ANTI-VeC funded projects: In the eye of the swarm
ANTI-VeC awarded 10 pump-priming projects up to £100,000 at the end of last year, the majority of which are now under way. One of these projects led by Professor Joerg Albert at University College London explores the acoustic landscape of mosquito swarms and the mosquitoes' acoustic behaviour within the swarm. We caught up with Joerg to find out how the project is progressing.
Briefly describe the project for us?
"Many significant mosquito species mate within swarms, with acoustic communication between males and females playing an important role in their courtship. Our project investigates the acoustic landscape of the mosquito swarm and explores its impact on mosquito behaviour."
What are the unknowns/gaps in knowledge that you are investigating?
"Our knowledge of mosquito hearing and acoustic communication has improved significantly in the past decade. However, the overwhelming majority of publications have focused on isolated mosquitoes and have neglected the environment and influence of the swarm. We are therefore directing our attention on the swarm itself in order to try and translate the findings based on individuals to a group environment."
When did the project begin and what have you explored so far?

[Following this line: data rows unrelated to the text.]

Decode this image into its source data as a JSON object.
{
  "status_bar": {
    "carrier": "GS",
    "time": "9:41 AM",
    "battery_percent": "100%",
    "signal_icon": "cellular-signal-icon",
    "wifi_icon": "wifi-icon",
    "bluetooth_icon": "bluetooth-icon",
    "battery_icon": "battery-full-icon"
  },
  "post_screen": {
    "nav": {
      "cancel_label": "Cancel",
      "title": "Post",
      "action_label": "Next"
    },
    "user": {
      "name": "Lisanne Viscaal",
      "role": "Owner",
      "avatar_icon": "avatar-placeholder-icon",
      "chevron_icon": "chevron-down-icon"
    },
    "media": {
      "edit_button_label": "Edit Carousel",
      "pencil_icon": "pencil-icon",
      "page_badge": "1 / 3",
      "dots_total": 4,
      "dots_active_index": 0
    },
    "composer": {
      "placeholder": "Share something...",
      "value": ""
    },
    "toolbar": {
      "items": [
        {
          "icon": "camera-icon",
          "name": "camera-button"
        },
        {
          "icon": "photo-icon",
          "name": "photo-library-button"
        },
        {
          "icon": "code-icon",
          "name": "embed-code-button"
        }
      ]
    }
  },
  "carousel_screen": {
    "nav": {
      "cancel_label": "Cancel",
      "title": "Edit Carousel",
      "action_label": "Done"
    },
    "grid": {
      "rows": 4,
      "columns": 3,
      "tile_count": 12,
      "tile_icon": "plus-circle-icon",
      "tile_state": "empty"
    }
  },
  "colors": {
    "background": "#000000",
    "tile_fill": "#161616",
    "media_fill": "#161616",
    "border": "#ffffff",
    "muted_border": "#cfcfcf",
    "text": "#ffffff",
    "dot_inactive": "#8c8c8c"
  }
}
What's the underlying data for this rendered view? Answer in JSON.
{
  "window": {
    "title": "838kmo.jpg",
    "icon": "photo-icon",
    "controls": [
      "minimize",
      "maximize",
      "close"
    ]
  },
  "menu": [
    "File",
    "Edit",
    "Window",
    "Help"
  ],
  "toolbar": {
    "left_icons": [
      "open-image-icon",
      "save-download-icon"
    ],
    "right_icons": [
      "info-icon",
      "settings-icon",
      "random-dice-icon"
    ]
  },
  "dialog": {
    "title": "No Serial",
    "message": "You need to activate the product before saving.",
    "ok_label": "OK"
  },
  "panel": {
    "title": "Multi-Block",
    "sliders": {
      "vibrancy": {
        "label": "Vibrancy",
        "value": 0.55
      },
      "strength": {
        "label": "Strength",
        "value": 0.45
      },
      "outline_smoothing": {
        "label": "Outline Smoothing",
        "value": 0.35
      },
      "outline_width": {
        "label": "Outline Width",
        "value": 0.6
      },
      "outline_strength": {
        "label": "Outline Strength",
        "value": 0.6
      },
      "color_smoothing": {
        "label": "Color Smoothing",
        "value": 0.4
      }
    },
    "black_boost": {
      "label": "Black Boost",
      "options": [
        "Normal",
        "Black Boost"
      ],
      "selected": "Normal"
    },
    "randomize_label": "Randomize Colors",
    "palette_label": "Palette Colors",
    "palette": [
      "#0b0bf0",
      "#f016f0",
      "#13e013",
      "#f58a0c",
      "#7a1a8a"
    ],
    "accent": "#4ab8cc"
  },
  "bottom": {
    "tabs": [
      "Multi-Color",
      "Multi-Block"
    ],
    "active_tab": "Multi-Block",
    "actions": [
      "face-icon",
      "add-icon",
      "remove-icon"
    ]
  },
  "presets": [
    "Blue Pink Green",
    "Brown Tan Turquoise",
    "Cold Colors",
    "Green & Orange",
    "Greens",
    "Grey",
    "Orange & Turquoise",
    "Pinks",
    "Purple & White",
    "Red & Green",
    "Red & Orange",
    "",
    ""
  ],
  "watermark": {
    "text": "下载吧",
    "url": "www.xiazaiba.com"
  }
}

"The project began at the start of 2019. We have so far devised novel microphone arrays that can be inserted into groups of mosquitoes to generate recordings within a laboratory setting. In parallel, we also try to get an idea of how individual mosquitoes, and even individual mosquito ears, respond to different sounds. It is our main goal to help form a more coherent view of mosquito auditory ecology which can then be used to improve vector control strategies."
How are you and your partners working together to realise this project?
"The next major step in the project is to take the microphone set-up from the lab to the field. Our partners at the Ifakara Health Institute host semi-field facilities that can help with this translation. We will spend time in Tanzania working together in both these semi-field facilities and in the field itself, locating mosquito swarms and then measuring their resulting acoustic emissions. Also, and most importantly, a member of the Ifakara team, Mr Watson Ntabaliba, has visited us in London earlier this year. His advice will be crucial to create the best possible, and field-proof, recording setup."
Is there an example of evidence/data that has surprised you from your experiments so far?
"One surprise - and it is almost a surprise that it surprised us - is how mosquito auditory biology can be bafflingly complex and deceptively simple at the same time. They mostly operate with pure tones but their ears respond primarily not to these pure tones but to pure tone distortions which are produced actively within their ears. The behavioural and physiological responses of mosquitoes seem tuned to a rather narrow range of frequencies at any moment in time, but over periods of few seconds – or only hundreds of milliseconds - they can change their sound emissions (wing beats) dramatically."
What are you hoping the completed project will tell us?
"In mosquito auditory biology, understanding how the two phenomena of (i) a narrow frequency selectivity and (ii) a spectrally wide range of sound signals are physiologically coordinated, and integrated, seems to be the nut to crack! We are confident however that this will provide the key to understanding, and manipulating, mosquito behaviour, and lead to novel acoustic lures, repellents or other vector control interventions.
By improving our knowledge of the acoustic landscape of the swarm, the results generated as part of our project will also help to design fitness assessments to test the swarming capabilities of genetically modified mosquitoes."
You can hear more about this project from one of its co-investigators Marta Andres Miguel at ANTI-VeC’s 2nd annual meeting, where she will be a speaker. Go to our events page for a list of current speakers and to register.